Francesca Trivellato

Francesca Trivellato's picture
Frederick W Hilles Prof of History, Chn European Studies Coun
RKZ 341
Office Hours: 
Wed 9:30-10:45am
Field(s) of interest: 
Europe: Early modern Italy & Continental Europe, especially social & economic history

Francesca Trivellato is a social and economic historian of early modern continental Europe and the Mediterranean.

She received her BA from the University of Venice, Italy (1995), a PhD in economic and social history from the Luigi Bocconi University in Milan (1999), and a PhD in history from Brown University (2004). She is a recipient of fellowships awarded by the Radcliffe Institute for Advanced Study, the American Council of Learned Societies, the Institute for Advanced Study, the American Academy in Berlin, and the John Simon Guggenheim Memorial Foundation.

Her The Familiarity of Strangers: The Sephardic Diaspora, Livorno, and Cross-Cultural Trade in the Early Modern Period (Yale University Press, 2009) won the 2010 AHA Leo Gershoy Award for the most outstanding work published in English on any aspect of seventeenth- and eighteenth-century European history; was the co-winner of the Jordan Schnitzer Book Award for the best book in Early Modern and Modern Jewish History published in English between 2006 and 2010; and was selected for the long list for the 2010 Cundill Prize in History.

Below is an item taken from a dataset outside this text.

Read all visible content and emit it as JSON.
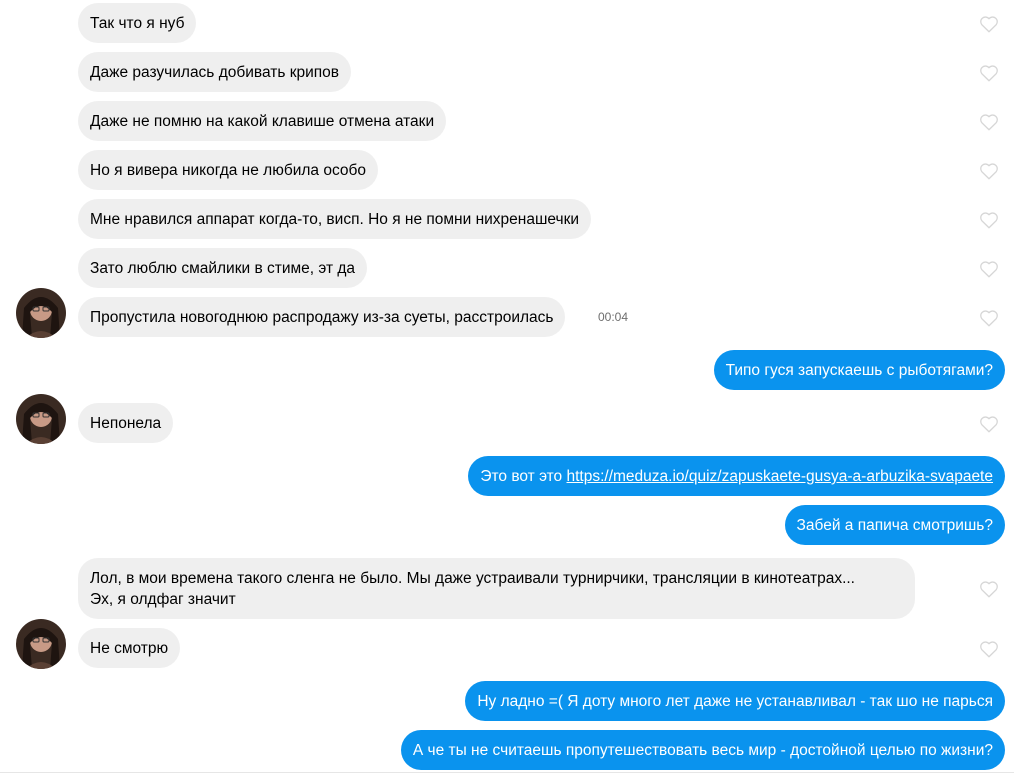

Her previous work focused on Venetian glass manufacturing, including a book, Fondamenta dei Vetrai: Lavoro, tecnologia e mercato a Venezia tra Sei e Settecento (Rome: Donzelli, 2000), as well as on a variety of topics relating to craft guilds, merchant networks, and Jewish commercial activities.

She is currently writing a book on the history of credit in late medieval and early modern Europe, in which she unearths a forgotten and yet influential legend about the alleged invention by medieval Jews of marine insurance and bills of exchange –the two foundational instruments of European financial capitalism.

She is co-editor-in-chief of the academic journal Jewish History.

Graduate students may also be interested in the activities sponsored by The History Project.